“Give me a place to stand and I will move the earth”, said Archimedes. He was of course illustrating the principle of leverage, a word that is now an unutterable, thanks to the mega-banks disaster and the resulting credit crunch.
Engraving from “Mechanic’s Magazine”, cover of bound Volume II, (c) Knight & Lacey, London, 1824
Yet never does one need leverage more than in tough economic times or under tight operating conditions.
It is not a secret that the credit crunch in the western economies has put paid to a vast amount of investment related activity. Yet small and creative businesses do not simply cease to exist. Indeed the small-to-medium sized biotech and the communications technology firms that I am working with at the moment are forging ahead. Will they outlast the recession?
Obvious as it is, it helps to be in the right business, one that is not seen as a luxury and that can adapt rapidly to serve changed needs. Luxury brands such as Christian Lacroix and Tiffany have borne the brunt of the recession whilst supermarkets such as Sainsbury’s (UK), Tesco (UK) and Ahold (NL, US) are reporting strong profits by being able to serve families’ need to eat-in more. This, I realise, isn’t something that can be changed overnight. My biotech clients can scarcely enter the food business to keep cash flowing in. But being in the right business does increase the chances of one’s survival.

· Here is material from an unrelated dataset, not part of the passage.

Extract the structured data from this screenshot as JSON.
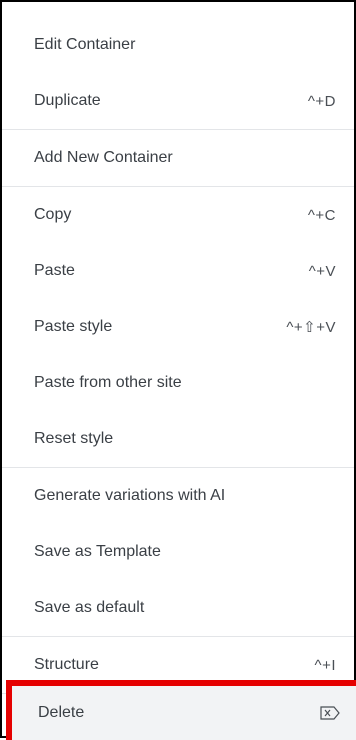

A core strategic advantage lies in owning IP, the asset that can be used as leverage to open doors that may have been blocked by queues in happier times, when money was flowing like water. This, too, cannot be created overnight but if it exists, it can strengthen a company’s prospects.
With these two conditions met, here are some other things my clients are doing to survive and outlast the recession.

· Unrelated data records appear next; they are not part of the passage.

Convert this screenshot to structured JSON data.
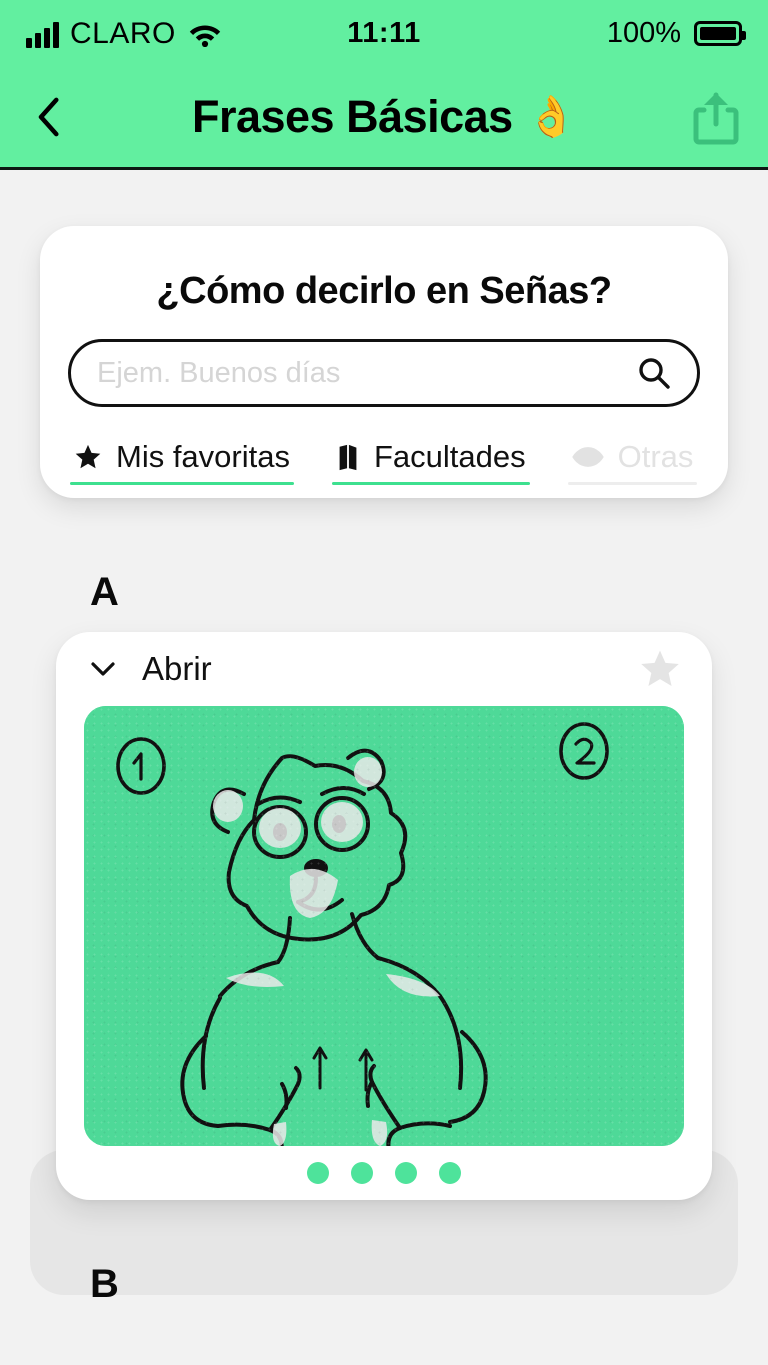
{
  "status_bar": {
    "carrier": "CLARO",
    "signal_icon": "signal-bars-icon",
    "wifi_icon": "wifi-icon",
    "time": "11:11",
    "battery_percent": "100%",
    "battery_icon": "battery-full-icon"
  },
  "nav": {
    "back_icon": "chevron-left-icon",
    "title": "Frases Básicas",
    "title_emoji": "👌",
    "share_icon": "share-icon"
  },
  "search": {
    "heading": "¿Cómo decirlo en Señas?",
    "placeholder": "Ejem. Buenos días",
    "value": "",
    "search_icon": "search-icon",
    "tabs": [
      {
        "label": "Mis favoritas",
        "icon": "star-icon",
        "active": true
      },
      {
        "label": "Facultades",
        "icon": "map-icon",
        "active": true
      },
      {
        "label": "Otras",
        "icon": "eye-icon",
        "active": false
      }
    ]
  },
  "sections": [
    {
      "letter": "A"
    },
    {
      "letter": "B"
    }
  ],
  "phrase_card": {
    "expand_icon": "chevron-down-icon",
    "title": "Abrir",
    "favorite_icon": "star-icon",
    "illustration_alt": "Ilustración de seña",
    "slide_numbers": [
      "1",
      "2"
    ],
    "pagination_count": 4
  },
  "colors": {
    "header_green": "#62efa0",
    "illustration_green": "#4ed998",
    "accent_green": "#3de08f",
    "dot_green": "#4ee39b",
    "page_background": "#f2f2f2",
    "panel_gray": "#e6e6e6",
    "card_white": "#ffffff",
    "text_black": "#0a0a0a",
    "muted_gray": "#e2e2e2"
  }
}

Some are seeking investment but when faced with eye-watering demands for equity in return for capital, most are deciding to bootstrap instead. Their main tool? Cutting costs where they can without damaging the revenue, such as founder executive and/ or senior executive salaries. This requires creativity, commitment, and laser-focus on ensuring the business stays afloat and on sales.
There may not be much capital flowing but there are still opportunities to make alliances, partnerships and other deals. Owning protected assets and the ability to deliver added value help. A great deal. Many conversations are going ahead as I write and I am happy to leverage my networks to help my clients.
Owning assets is also useful in exploration of new markets in search of growth and profits. After all Ahold, the Dutch group, is lifted by its performance in the US, whereas Tiffany’s sales did not drop in Asia as precipitously as they did elsewhere. I am working with a few companies – both biotech and software – on helping them enter new markets.
While smaller businesses cannot do some things as well as their larger, wealthier counterparts, their size gives them a great advantage in being able to change priorities more easily, to adapt quicker.
Being in the right business and owning IP gives small businesses that ‘place to stand’ from where they can, if they so wish, ‘move the earth’.